• [Task brief] Could you please find each line in the records that contains the word "počuť" and copy it?

__________

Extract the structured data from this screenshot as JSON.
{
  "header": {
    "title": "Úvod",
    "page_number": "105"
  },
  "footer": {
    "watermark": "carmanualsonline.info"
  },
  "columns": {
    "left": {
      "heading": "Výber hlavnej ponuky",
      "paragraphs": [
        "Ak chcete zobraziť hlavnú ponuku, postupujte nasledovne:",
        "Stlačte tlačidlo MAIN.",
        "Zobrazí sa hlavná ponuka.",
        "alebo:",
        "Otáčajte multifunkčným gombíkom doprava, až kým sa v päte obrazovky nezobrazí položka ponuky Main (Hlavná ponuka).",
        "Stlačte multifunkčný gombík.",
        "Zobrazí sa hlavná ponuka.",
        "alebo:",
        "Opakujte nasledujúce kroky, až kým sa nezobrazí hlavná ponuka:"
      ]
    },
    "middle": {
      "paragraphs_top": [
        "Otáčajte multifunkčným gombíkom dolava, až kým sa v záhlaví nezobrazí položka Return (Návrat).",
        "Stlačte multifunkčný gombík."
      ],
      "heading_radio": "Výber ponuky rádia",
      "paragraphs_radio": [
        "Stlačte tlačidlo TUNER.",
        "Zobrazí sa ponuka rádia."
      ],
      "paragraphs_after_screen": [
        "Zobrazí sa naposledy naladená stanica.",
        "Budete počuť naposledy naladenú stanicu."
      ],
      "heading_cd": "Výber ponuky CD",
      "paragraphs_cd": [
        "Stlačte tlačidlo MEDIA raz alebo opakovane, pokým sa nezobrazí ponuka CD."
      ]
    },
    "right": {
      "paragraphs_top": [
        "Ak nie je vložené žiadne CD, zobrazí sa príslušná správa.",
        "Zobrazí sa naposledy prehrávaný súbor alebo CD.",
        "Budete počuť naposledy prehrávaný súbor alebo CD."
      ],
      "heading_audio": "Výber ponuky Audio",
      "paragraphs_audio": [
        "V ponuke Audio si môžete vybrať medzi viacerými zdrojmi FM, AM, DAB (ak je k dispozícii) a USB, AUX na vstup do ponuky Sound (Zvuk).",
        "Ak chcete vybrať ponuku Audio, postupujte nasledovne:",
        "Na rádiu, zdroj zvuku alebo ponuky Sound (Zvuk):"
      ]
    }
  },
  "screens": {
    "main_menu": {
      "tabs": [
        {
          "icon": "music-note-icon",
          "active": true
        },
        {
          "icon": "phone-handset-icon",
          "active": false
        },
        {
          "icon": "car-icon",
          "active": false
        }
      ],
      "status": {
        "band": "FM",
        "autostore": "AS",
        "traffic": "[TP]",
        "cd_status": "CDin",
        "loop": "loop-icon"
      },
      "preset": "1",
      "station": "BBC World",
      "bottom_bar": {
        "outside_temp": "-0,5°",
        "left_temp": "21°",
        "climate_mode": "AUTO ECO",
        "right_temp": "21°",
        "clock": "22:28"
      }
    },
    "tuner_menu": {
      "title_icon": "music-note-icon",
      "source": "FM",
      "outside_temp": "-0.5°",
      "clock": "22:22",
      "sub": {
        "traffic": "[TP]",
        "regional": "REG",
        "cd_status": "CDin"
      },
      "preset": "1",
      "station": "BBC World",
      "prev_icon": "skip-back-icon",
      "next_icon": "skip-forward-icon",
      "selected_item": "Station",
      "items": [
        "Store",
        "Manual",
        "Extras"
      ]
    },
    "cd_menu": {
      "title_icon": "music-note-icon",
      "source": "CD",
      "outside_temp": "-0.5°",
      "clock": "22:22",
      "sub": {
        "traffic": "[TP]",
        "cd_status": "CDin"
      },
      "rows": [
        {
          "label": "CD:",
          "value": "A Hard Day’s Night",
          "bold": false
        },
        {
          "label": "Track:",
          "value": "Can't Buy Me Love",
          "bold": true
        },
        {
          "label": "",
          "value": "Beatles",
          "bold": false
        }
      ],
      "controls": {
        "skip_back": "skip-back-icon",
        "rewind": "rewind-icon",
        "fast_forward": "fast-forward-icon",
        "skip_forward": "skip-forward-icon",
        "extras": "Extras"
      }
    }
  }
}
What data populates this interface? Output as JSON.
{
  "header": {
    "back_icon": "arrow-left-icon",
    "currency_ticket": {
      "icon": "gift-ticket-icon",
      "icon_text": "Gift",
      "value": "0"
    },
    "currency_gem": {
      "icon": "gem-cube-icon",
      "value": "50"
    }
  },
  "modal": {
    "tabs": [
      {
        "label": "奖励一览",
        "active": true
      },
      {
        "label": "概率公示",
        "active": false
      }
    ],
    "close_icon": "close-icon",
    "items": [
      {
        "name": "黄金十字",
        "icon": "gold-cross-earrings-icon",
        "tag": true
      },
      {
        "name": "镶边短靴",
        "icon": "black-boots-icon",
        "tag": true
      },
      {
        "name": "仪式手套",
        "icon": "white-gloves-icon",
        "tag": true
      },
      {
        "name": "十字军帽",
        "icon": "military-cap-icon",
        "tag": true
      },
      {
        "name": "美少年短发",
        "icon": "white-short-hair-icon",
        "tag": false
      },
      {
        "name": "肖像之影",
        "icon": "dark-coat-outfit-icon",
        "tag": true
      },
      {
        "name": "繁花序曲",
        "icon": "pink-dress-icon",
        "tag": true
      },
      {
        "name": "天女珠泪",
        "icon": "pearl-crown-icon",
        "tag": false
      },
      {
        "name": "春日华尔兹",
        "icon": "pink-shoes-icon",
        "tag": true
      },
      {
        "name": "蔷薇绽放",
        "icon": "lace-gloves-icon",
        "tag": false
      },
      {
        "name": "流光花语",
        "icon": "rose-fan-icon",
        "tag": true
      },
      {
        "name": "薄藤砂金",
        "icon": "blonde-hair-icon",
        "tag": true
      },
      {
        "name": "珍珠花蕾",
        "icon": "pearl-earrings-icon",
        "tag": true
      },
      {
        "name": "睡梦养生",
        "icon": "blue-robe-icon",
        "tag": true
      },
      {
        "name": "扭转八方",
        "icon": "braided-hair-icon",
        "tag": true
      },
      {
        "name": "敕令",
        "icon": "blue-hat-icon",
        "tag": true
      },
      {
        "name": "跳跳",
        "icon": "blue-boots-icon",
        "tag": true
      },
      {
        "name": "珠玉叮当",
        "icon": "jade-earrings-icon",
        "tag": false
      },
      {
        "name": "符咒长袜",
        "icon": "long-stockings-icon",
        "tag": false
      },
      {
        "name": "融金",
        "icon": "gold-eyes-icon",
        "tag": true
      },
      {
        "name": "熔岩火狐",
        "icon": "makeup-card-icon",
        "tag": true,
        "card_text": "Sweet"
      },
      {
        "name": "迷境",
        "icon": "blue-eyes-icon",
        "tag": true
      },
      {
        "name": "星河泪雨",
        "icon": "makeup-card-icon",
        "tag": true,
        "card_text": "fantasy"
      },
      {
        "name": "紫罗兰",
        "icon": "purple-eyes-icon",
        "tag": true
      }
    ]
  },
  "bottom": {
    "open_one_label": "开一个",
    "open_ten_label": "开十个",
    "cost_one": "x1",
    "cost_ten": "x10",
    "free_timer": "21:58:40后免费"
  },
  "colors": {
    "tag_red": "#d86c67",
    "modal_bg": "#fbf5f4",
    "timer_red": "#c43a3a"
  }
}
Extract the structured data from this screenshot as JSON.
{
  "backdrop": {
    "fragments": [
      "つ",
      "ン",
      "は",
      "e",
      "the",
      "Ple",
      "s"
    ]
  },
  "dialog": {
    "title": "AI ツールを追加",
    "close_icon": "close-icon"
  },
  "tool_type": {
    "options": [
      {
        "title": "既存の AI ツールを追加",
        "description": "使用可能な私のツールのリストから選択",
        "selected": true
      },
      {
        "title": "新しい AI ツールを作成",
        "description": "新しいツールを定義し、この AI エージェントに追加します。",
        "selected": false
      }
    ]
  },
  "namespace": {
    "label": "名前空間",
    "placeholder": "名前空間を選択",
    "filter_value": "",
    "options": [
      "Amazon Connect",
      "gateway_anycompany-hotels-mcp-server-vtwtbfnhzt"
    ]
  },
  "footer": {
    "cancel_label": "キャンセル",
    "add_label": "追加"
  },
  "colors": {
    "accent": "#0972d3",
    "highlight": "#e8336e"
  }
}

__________

• [Exercise answer]
        "Budete počuť naposledy naladenú stanicu."
        "Budete počuť naposledy prehrávaný súbor alebo CD."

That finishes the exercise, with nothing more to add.